Results of the study showed that R mucilaginosa inhibits production of pro-inflammatory cytokines by lung epithelial cells in vitro. Additionally, R mucilaginosa lowers the LPS-generated pro-inflammatory response in an in vivo mouse model. Overall, Rothia species were shown to inhibit NF-κB pathway activation in epithelial cells. R mucilaginosa supernatant inhibits the production of IL-8 and NF-κB pathway activation in response to pro-inflammatory stimuli in 3-D lung epithelial cells. In patients with neutrophilic airway disease, an inverse relationship was demonstrated between airway inflammation and Rothia species. 

Thus, common members of the lung microbiota in the Rothia species exert anti-inflammatory properties in vitro, with this effect also apparent in vivo in R mucilaginosa. In fact, R mucilaginosa is frequently considered to be part of the salivary contamination of samples obtained from the lower airways.

“The discovery of Rothia as an anti-inflammatory genus in the lung microbiota raises the question whether other non-pathogenic commensals in the respiratory tract, in particular originating from the oral cavity, may have immunomodulatory properties,” the study authors wrote.

Prospective studies designed to evaluate the clinical utility of R mucilaginosa as a marker of airway inflammation and the extent to which this species may provide a basis for the development of novel therapeutics are now warranted.

Disclosure: Some of the study authors have declared affiliations with biotech, pharmaceutical, and/or device companies. Please see the original reference for a full list of authors’ disclosures. 

Reference

Rigauts C, Aizawa J, Taylor S, et al. Rothia mucilaginosa is an anti-inflammatory bacterium in the respiratory tract of patients with chronic lung disease.
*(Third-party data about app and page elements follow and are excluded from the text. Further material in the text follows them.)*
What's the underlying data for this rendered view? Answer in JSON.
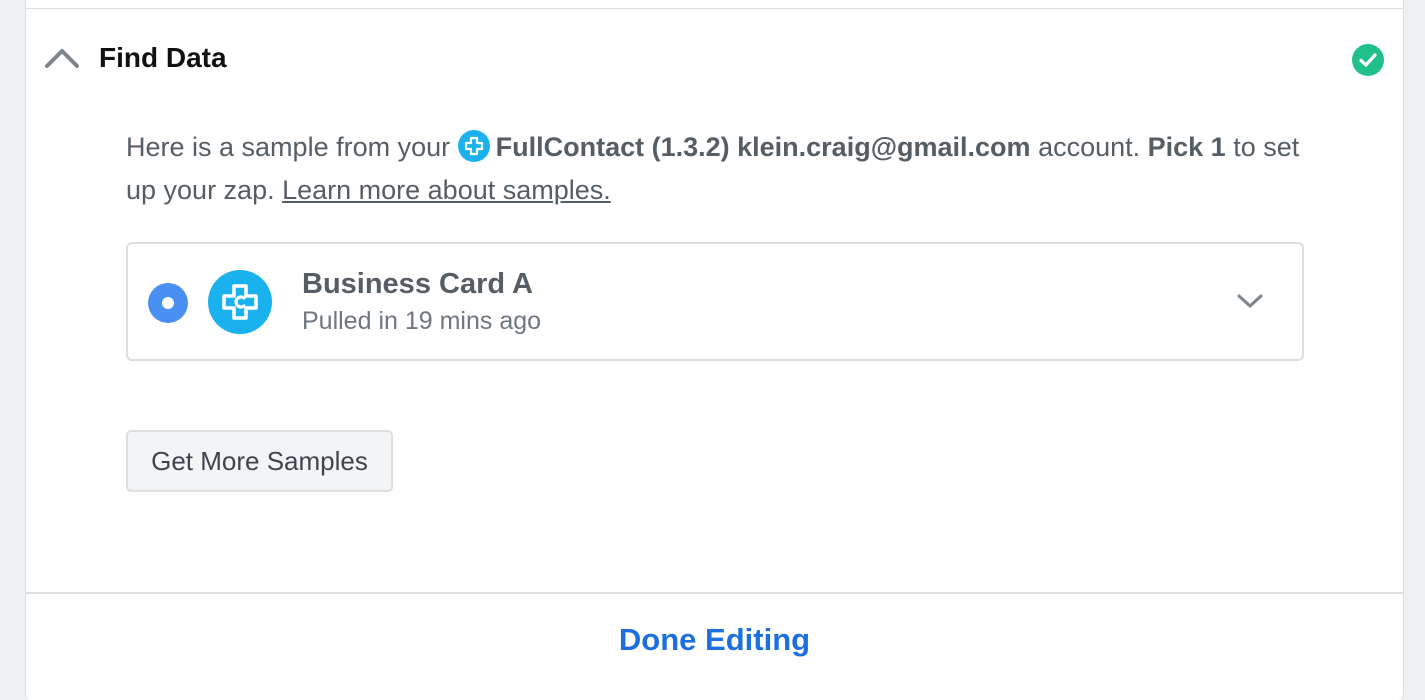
{
  "section": {
    "title": "Find Data",
    "status": "complete"
  },
  "description": {
    "prefix": "Here is a sample from your ",
    "account": "FullContact (1.3.2) klein.craig@gmail.com",
    "mid": " account. ",
    "pick": "Pick 1",
    "suffix": " to set up your zap. ",
    "link": "Learn more about samples."
  },
  "sample": {
    "title": "Business Card A",
    "subtitle": "Pulled in 19 mins ago",
    "selected": true
  },
  "buttons": {
    "get_more": "Get More Samples",
    "done": "Done Editing"
  },
  "colors": {
    "accent": "#1d6fe0",
    "success": "#1fc08b",
    "radio": "#4a90f2",
    "fullcontact": "#19b2ef"
  },
  "icons": {
    "collapse": "chevron-up-icon",
    "status": "check-circle-icon",
    "app": "fullcontact-logo-icon",
    "expand": "chevron-down-icon"
  }
}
Eur Respir J. Published online September 29, 2021. doi:10.1183/13993003.01293-2021